Changing student misconceptions about evolution in introductory biological anthropology courses

Project No.
1245013
PI Name
Susan Johnston
Institution
West Chester University


IUSE-EHR/TUES/CCLI

Abstract 1

Changing student misconceptions about evolution in introductory biological anthropology courses

Presentation Type
Poster
Team
Susan L. Johnston, Department of Anthropology & Sociology; Maureen Knabb, Department of Biology Josh Auld, Department of Biology Loretta Rieser-Danner, Department of Psychology All at West Chester University


Need

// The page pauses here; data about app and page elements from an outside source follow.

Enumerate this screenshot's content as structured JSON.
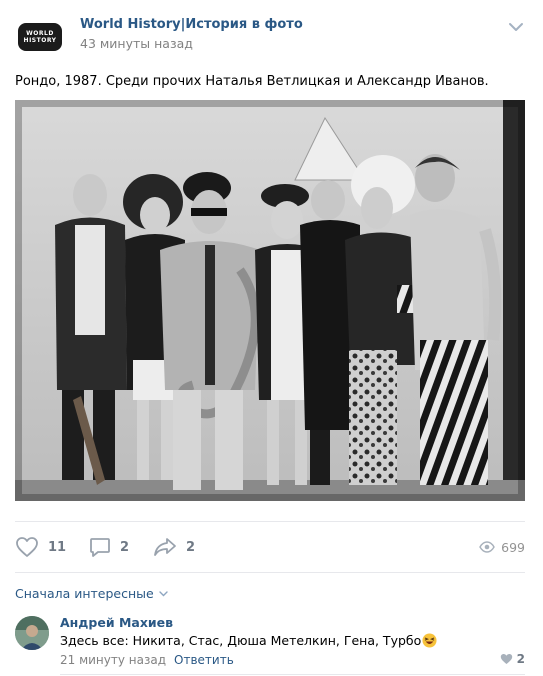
{
  "post": {
    "group_name": "World History|История в фото",
    "time": "43 минуты назад",
    "avatar_text_1": "WORLD",
    "avatar_text_2": "HISTORY",
    "text": "Рондо, 1987. Среди прочих Наталья Ветлицкая и Александр Иванов.",
    "photo_icon": "black-and-white-group-photo"
  },
  "actions": {
    "likes": "11",
    "comments": "2",
    "shares": "2",
    "views": "699",
    "like_icon": "heart-icon",
    "comment_icon": "comment-icon",
    "share_icon": "share-icon",
    "views_icon": "eye-icon"
  },
  "comments_section": {
    "sort_label": "Сначала интересные"
  },
  "comment": {
    "author": "Андрей Махиев",
    "text": "Здесь все: Никита, Стас, Дюша Метелкин, Гена, Турбо",
    "emoji": "laughing-face-emoji",
    "time": "21 минуту назад",
    "reply_label": "Ответить",
    "likes": "2"
  },
  "colors": {
    "link": "#2a5885",
    "muted": "#828282",
    "icon": "#6f7985",
    "divider": "#e7e8ec"
  }
}
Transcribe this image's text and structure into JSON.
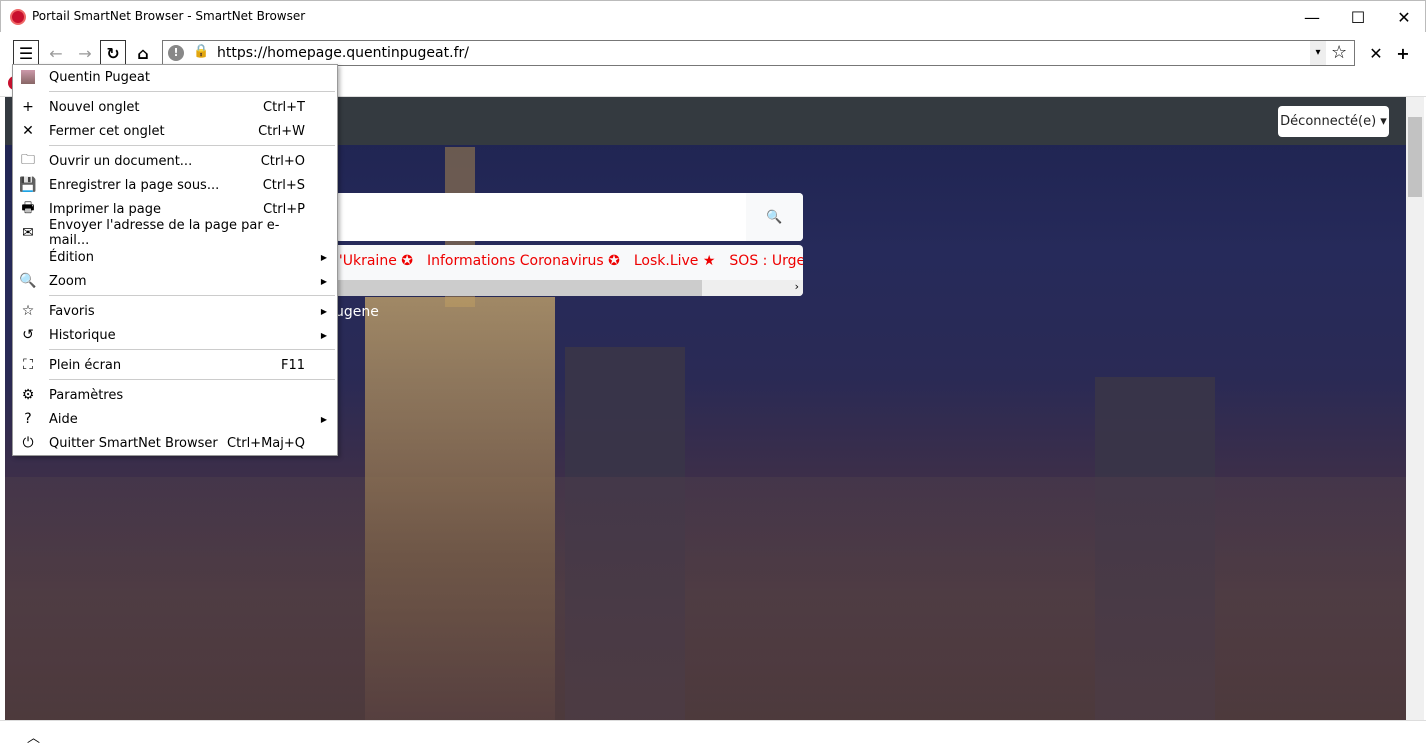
{
  "window": {
    "title": "Portail SmartNet Browser - SmartNet Browser",
    "minimize": "—",
    "maximize": "☐",
    "close": "✕"
  },
  "toolbar": {
    "menu_icon": "☰",
    "back_icon": "←",
    "forward_icon": "→",
    "reload_icon": "↻",
    "home_icon": "⌂",
    "url": "https://homepage.quentinpugeat.fr/",
    "warning_icon": "!",
    "lock_icon": "🔒",
    "dropdown_icon": "▾",
    "star_icon": "☆",
    "close_tab_icon": "✕",
    "new_tab_icon": "+"
  },
  "page": {
    "disconnected_label": "Déconnecté(e) ▾",
    "links": [
      "l'Ukraine ✪",
      "Informations Coronavirus ✪",
      "Losk.Live ★",
      "SOS : Urgen"
    ],
    "caption": "ugene",
    "search_icon": "🔍"
  },
  "menu": {
    "profile": "Quentin Pugeat",
    "items": [
      {
        "icon": "+",
        "label": "Nouvel onglet",
        "shortcut": "Ctrl+T"
      },
      {
        "icon": "✕",
        "label": "Fermer cet onglet",
        "shortcut": "Ctrl+W"
      },
      {
        "icon": "🗀",
        "label": "Ouvrir un document...",
        "shortcut": "Ctrl+O"
      },
      {
        "icon": "💾",
        "label": "Enregistrer la page sous...",
        "shortcut": "Ctrl+S"
      },
      {
        "icon": "🖶",
        "label": "Imprimer la page",
        "shortcut": "Ctrl+P"
      },
      {
        "icon": "✉",
        "label": "Envoyer l'adresse de la page par e-mail...",
        "shortcut": ""
      },
      {
        "icon": "",
        "label": "Édition",
        "shortcut": "",
        "submenu": true
      },
      {
        "icon": "🔍",
        "label": "Zoom",
        "shortcut": "",
        "submenu": true
      },
      {
        "icon": "☆",
        "label": "Favoris",
        "shortcut": "",
        "submenu": true
      },
      {
        "icon": "↺",
        "label": "Historique",
        "shortcut": "",
        "submenu": true
      },
      {
        "icon": "⛶",
        "label": "Plein écran",
        "shortcut": "F11"
      },
      {
        "icon": "⚙",
        "label": "Paramètres",
        "shortcut": ""
      },
      {
        "icon": "?",
        "label": "Aide",
        "shortcut": "",
        "submenu": true
      },
      {
        "icon": "⏻",
        "label": "Quitter SmartNet Browser",
        "shortcut": "Ctrl+Maj+Q"
      }
    ],
    "submenu_arrow": "▶"
  },
  "bottom": {
    "up_icon": "︿"
  }
}
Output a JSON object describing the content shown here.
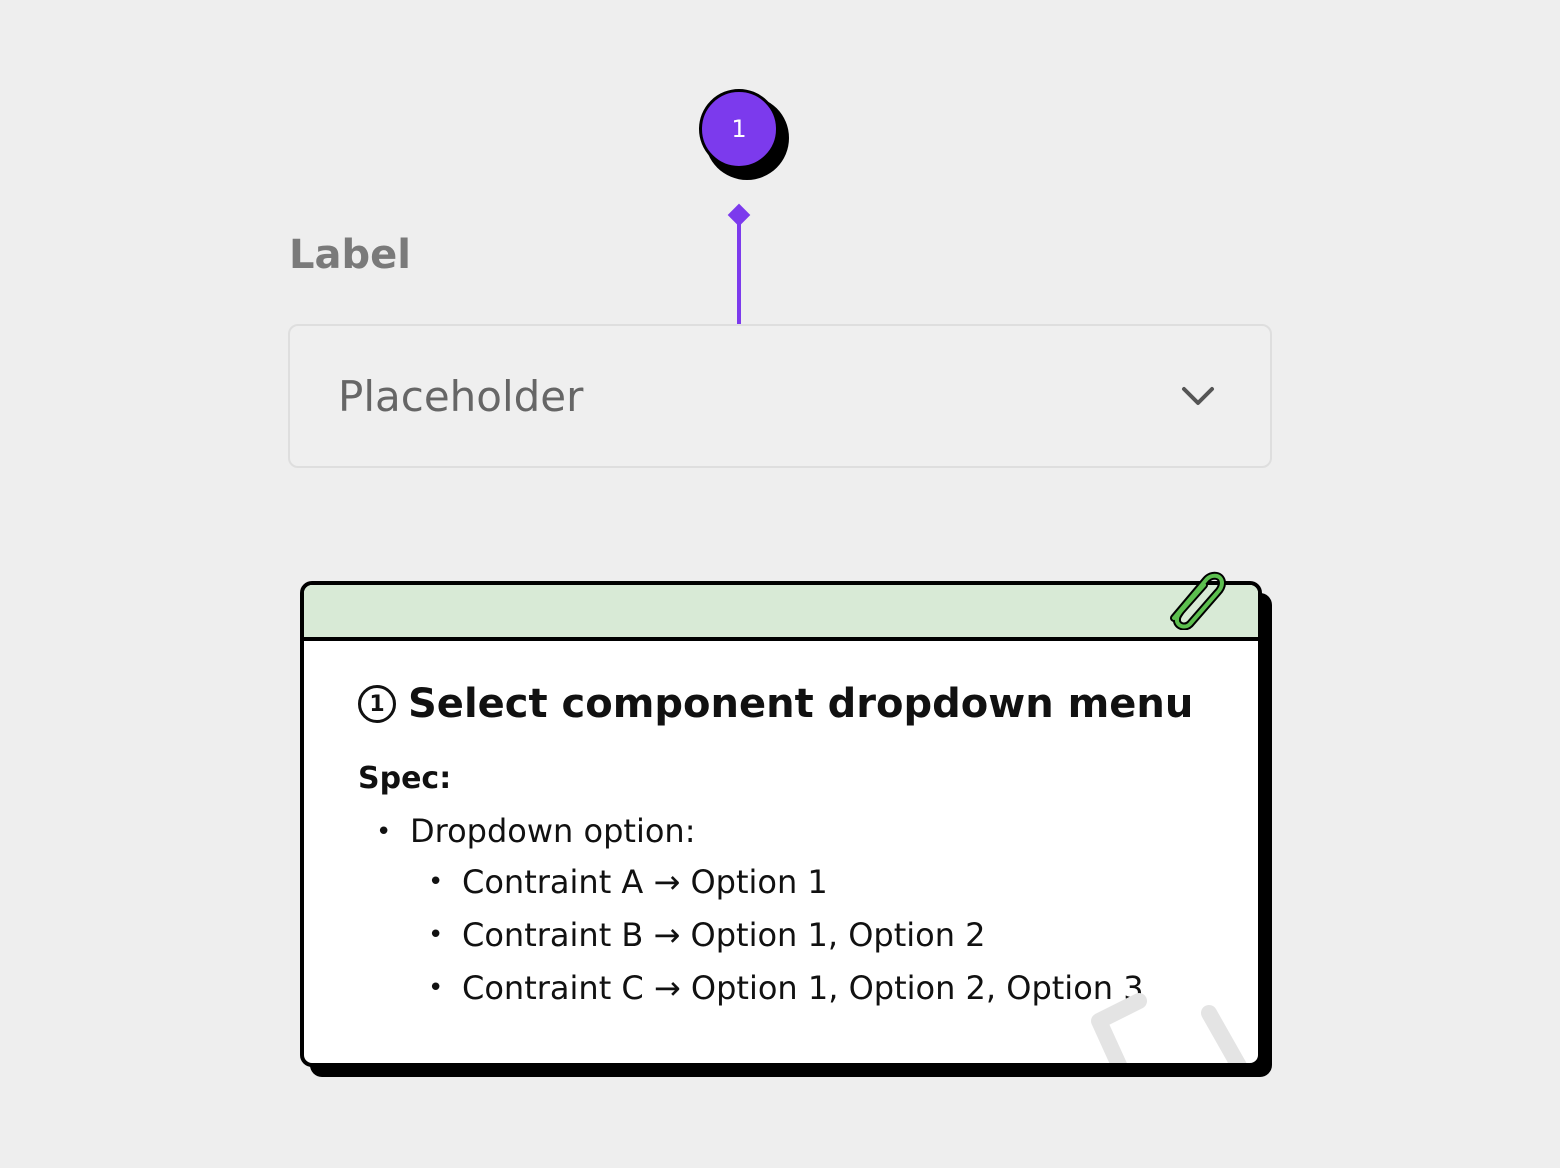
{
  "marker": {
    "number": "1"
  },
  "dropdown": {
    "label": "Label",
    "placeholder": "Placeholder"
  },
  "note": {
    "title_number": "1",
    "title": "Select component dropdown menu",
    "spec_heading": "Spec:",
    "items": [
      {
        "text": "Dropdown option:",
        "children": [
          "Contraint A → Option 1",
          "Contraint B → Option 1, Option 2",
          "Contraint C → Option 1, Option 2, Option 3"
        ]
      }
    ]
  },
  "colors": {
    "accent": "#7c3aed",
    "card_header": "#d8ead6",
    "background": "#eeeeee",
    "paperclip": "#5cbf4f"
  },
  "icons": [
    "chevron-down-icon",
    "paperclip-icon",
    "code-brackets-icon"
  ]
}
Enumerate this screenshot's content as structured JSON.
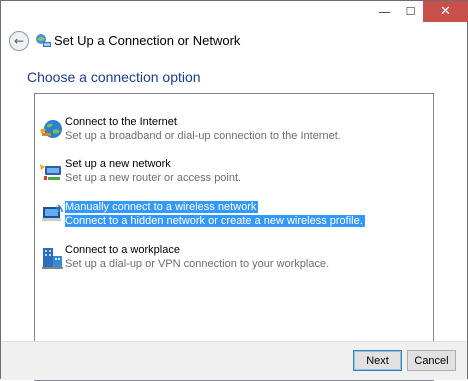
{
  "window": {
    "minimize_glyph": "—",
    "maximize_glyph": "☐",
    "close_glyph": "✕"
  },
  "header": {
    "back_glyph": "←",
    "title": "Set Up a Connection or Network"
  },
  "main": {
    "section_title": "Choose a connection option",
    "options": [
      {
        "title": "Connect to the Internet",
        "description": "Set up a broadband or dial-up connection to the Internet.",
        "icon": "internet-globe-icon",
        "selected": false
      },
      {
        "title": "Set up a new network",
        "description": "Set up a new router or access point.",
        "icon": "new-network-router-icon",
        "selected": false
      },
      {
        "title": "Manually connect to a wireless network",
        "description": "Connect to a hidden network or create a new wireless profile.",
        "icon": "wireless-network-icon",
        "selected": true
      },
      {
        "title": "Connect to a workplace",
        "description": "Set up a dial-up or VPN connection to your workplace.",
        "icon": "workplace-vpn-icon",
        "selected": false
      }
    ]
  },
  "footer": {
    "next_label": "Next",
    "cancel_label": "Cancel"
  },
  "colors": {
    "selection": "#3399ff",
    "title_blue": "#1b3e8f",
    "close_red": "#c7504a"
  }
}
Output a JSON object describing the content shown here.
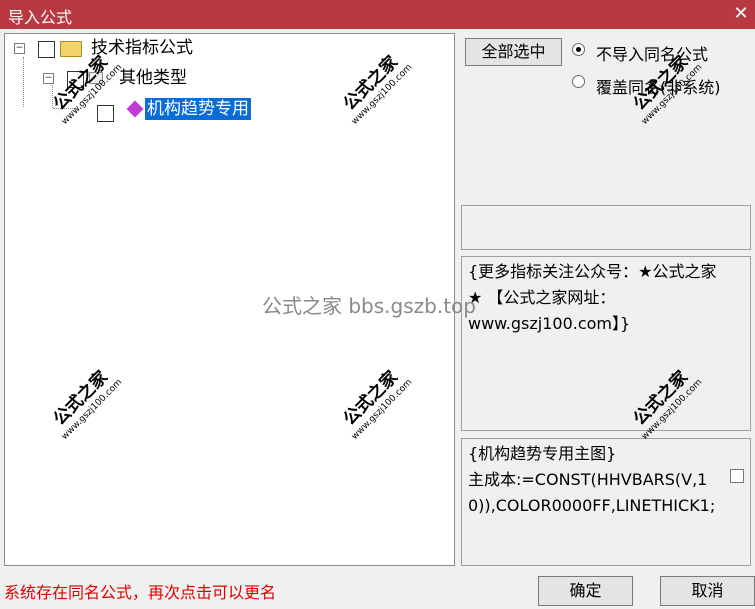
{
  "window": {
    "title": "导入公式",
    "close_symbol": "✕"
  },
  "tree": {
    "root": {
      "label": "技术指标公式",
      "expander": "−"
    },
    "group": {
      "label": "其他类型",
      "expander": "−"
    },
    "item": {
      "label": "机构趋势专用",
      "selected": true
    }
  },
  "options": {
    "select_all_label": "全部选中",
    "radio_no_import": "不导入同名公式",
    "radio_overwrite": "覆盖同名(非系统)",
    "selected_radio": "radio_no_import"
  },
  "description": "{更多指标关注公众号：★公式之家★ 【公式之家网址：www.gszj100.com】}",
  "source_code": "{机构趋势专用主图}\n主成本:=CONST(HHVBARS(V,10)),COLOR0000FF,LINETHICK1;",
  "status_message": "系统存在同名公式，再次点击可以更名",
  "buttons": {
    "ok": "确定",
    "cancel": "取消"
  },
  "watermark": "公式之家 bbs.gszb.top",
  "stamp": {
    "title": "公式之家",
    "url": "www.gszj100.com"
  }
}
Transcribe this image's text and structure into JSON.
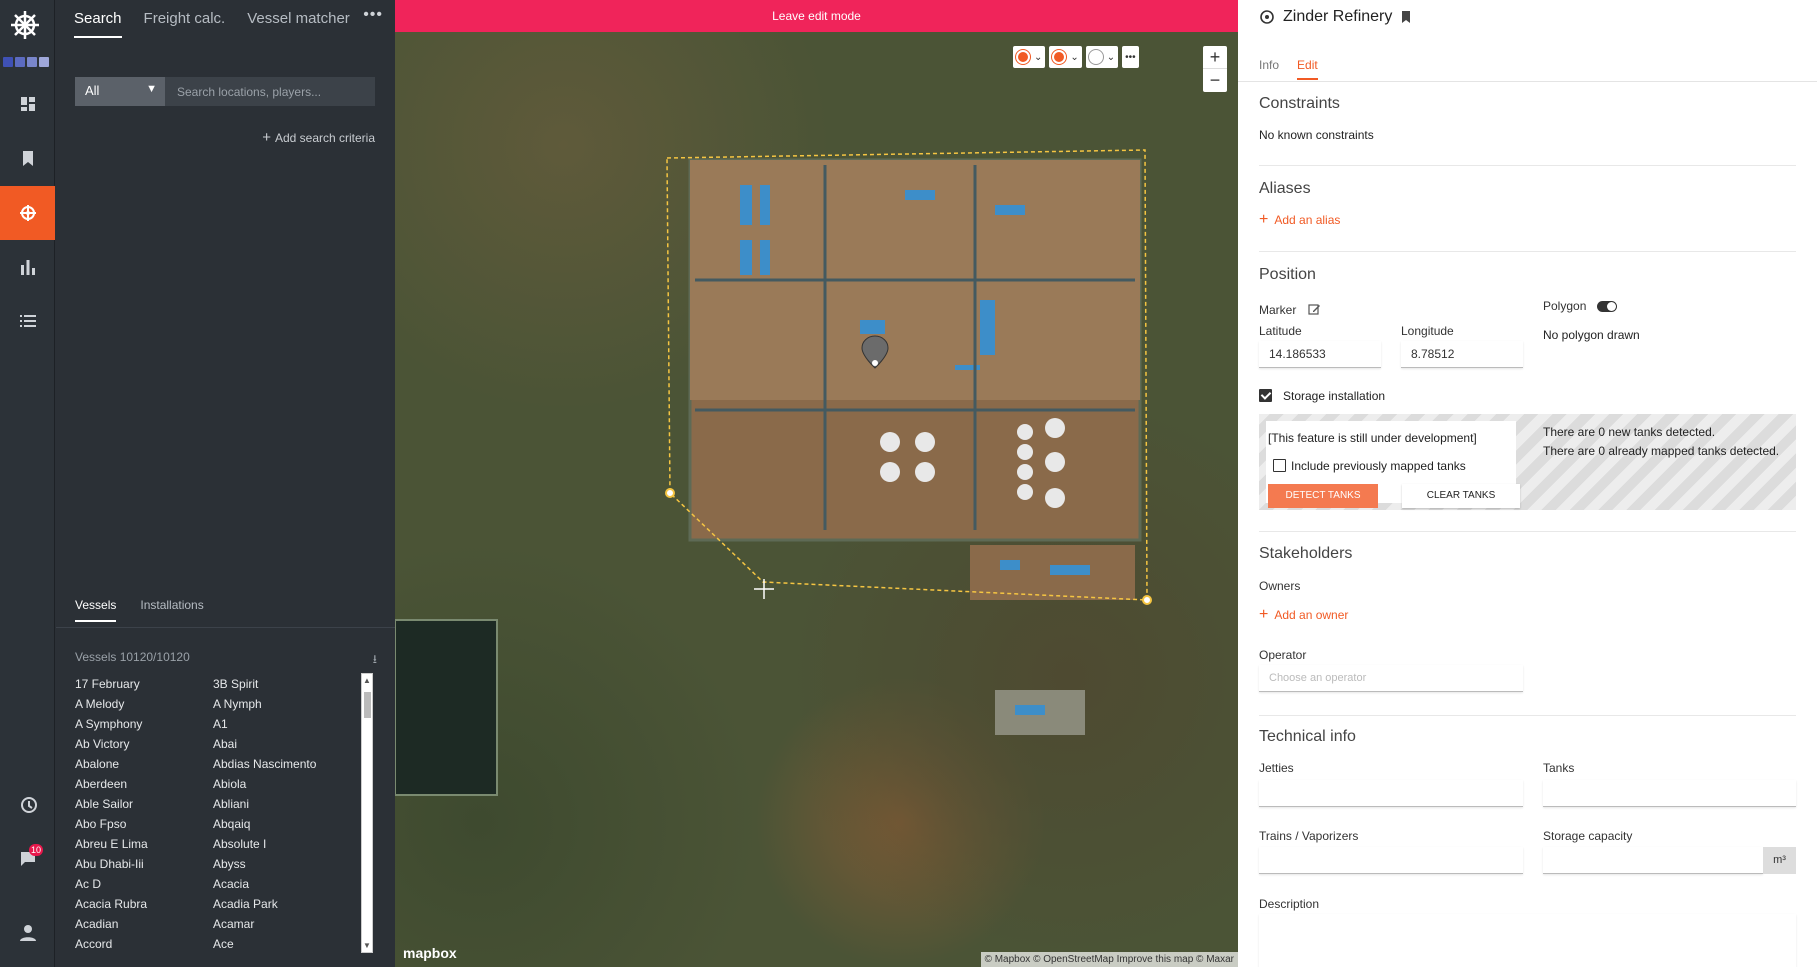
{
  "search_panel": {
    "tabs": [
      "Search",
      "Freight calc.",
      "Vessel matcher"
    ],
    "filter_select": "All",
    "search_placeholder": "Search locations, players...",
    "add_criteria": "Add search criteria",
    "sub_tabs": [
      "Vessels",
      "Installations"
    ],
    "vessel_count": "Vessels 10120/10120",
    "vessels": [
      "17 February",
      "3B Spirit",
      "A Melody",
      "A Nymph",
      "A Symphony",
      "A1",
      "Ab Victory",
      "Abai",
      "Abalone",
      "Abdias Nascimento",
      "Aberdeen",
      "Abiola",
      "Able Sailor",
      "Abliani",
      "Abo Fpso",
      "Abqaiq",
      "Abreu E Lima",
      "Absolute I",
      "Abu Dhabi-Iii",
      "Abyss",
      "Ac D",
      "Acacia",
      "Acacia Rubra",
      "Acadia Park",
      "Acadian",
      "Acamar",
      "Accord",
      "Ace"
    ]
  },
  "rail": {
    "notification_count": "10"
  },
  "map": {
    "banner": "Leave edit mode",
    "mapbox": "mapbox",
    "attribution": "© Mapbox © OpenStreetMap Improve this map © Maxar"
  },
  "detail": {
    "title": "Zinder Refinery",
    "tabs": [
      "Info",
      "Edit"
    ],
    "constraints_title": "Constraints",
    "constraints_text": "No known constraints",
    "aliases_title": "Aliases",
    "add_alias": "Add an alias",
    "position_title": "Position",
    "marker_label": "Marker",
    "polygon_label": "Polygon",
    "latitude_label": "Latitude",
    "longitude_label": "Longitude",
    "latitude": "14.186533",
    "longitude": "8.78512",
    "polygon_text": "No polygon drawn",
    "storage_label": "Storage installation",
    "dev_notice": "[This feature is still under development]",
    "include_mapped": "Include previously mapped tanks",
    "detect_btn": "DETECT TANKS",
    "clear_btn": "CLEAR TANKS",
    "new_tanks": "There are 0 new tanks detected.",
    "mapped_tanks": "There are 0 already mapped tanks detected.",
    "stakeholders_title": "Stakeholders",
    "owners_label": "Owners",
    "add_owner": "Add an owner",
    "operator_label": "Operator",
    "operator_placeholder": "Choose an operator",
    "technical_title": "Technical info",
    "jetties_label": "Jetties",
    "tanks_label": "Tanks",
    "trains_label": "Trains / Vaporizers",
    "storage_capacity_label": "Storage capacity",
    "unit": "m³",
    "description_label": "Description"
  }
}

There is considerable evidence documenting significant misconceptions about evolution among college students before and even after instruction in the life sciences, including biological anthropology. A number of factors appear to affect these misunderstandings, such as influences of alternative concepts about evolution, lack of understanding of genetics and its role in evolution, and inadequate pre-college education about evolution. A variety of pedagogical approaches to changing misconceptions have been tried, with mixed success; effort is still needed to determine modes of instruction that are most effective.

Goals

This projectメs goals are: 1) to design and implement a novel, lab-based curriculum, fully integrated with the lecture, to help students learn and apply evolutionary and bioanthropological concepts, with a major focus on addressing misconceptions about evolution; 2) to design and implement inquiry-based laboratory activities that will motivate and help students understand how to use the tools of biological anthropology and to apply them to solving problems of human evolution and variation using the scientific approach; 3) to disseminate successful approaches to the wider bioanthropology discipline and to other evolutionary sciences.

Approach

Students in introductory biological anthropology at West Chester University take pre- and post-course surveys that assess their understanding of evolution and level of confidence about the scientific process. Labs are structured with inquiry-based challenge activities that address key misconceptions and that engage students in using the scientific method. Three other institutions with more traditional instructional formats are also administering the evolution concepts survey pre- and post-course, as a comparison. This same survey was administered in the WCU course prior to implementation of the new curriculum and is being used as an internal ムcontrolメ.

Outcomes

Results to date suggest that, while students demonstrate significant improvement in understanding of evolution from pre- to post-course across the four curricular contexts, WCU post-course scores during the semesters of grant implementation were significantly higher than scores for the other institutions (p<.001 to p<.01 depending on semester). In the most recent semester, there was a significantly greater amount of change from pre- to post-course at WCU (p<.001). There is also clear improvement in post-course scores over time when comparing the grant implementation phase to the pre-grant phase at WCU (p<.001). We are in the third year of this project and continue to analyze formative and summative assessment data from the first two years. A lab manual has been drafted, and a website is planned through which laboratory activities with demonstrated success can be made readily available to instructors at other institutions.

Broader Impacts

To date we have given several presentations at professional conferences. Students in the WCU course over four semesters have experienced direct impact. Three external project advisors, biological anthropologists from the three collaborating universities, are assisting with dissemination of project successes. Biological anthropology is an area of under-recognized need and opportunity for this kind of curricular improvement effort in STEM education. There is also potential for broader impact in other biological sciences of demonstrating the effectiveness of laboratory experiences that target misconceptions about evolution and utilize molecular techniques to that end.

Unexpected Challenges

1) We expected the university to provide an appropriately-furnished physical classroom in the department's home building, but it ended up having to be located/constructed in a portable classroom building elsewhere on campus that was finally ready a semester after the project began; 2) the impact of changes in the general education program on class size (decreased enrollment), which we addressed by ensuring that the course received general education approval within a semester of the start of the new version of the program.

Citations

2015. SL Johnston, M Knabb, J Auld, L Rieser-Danner. Changing student misconceptions about evolution through an innovative laboratory curriculum in biological anthropology. American Journal of Human Biology 27:272-273 (abstract).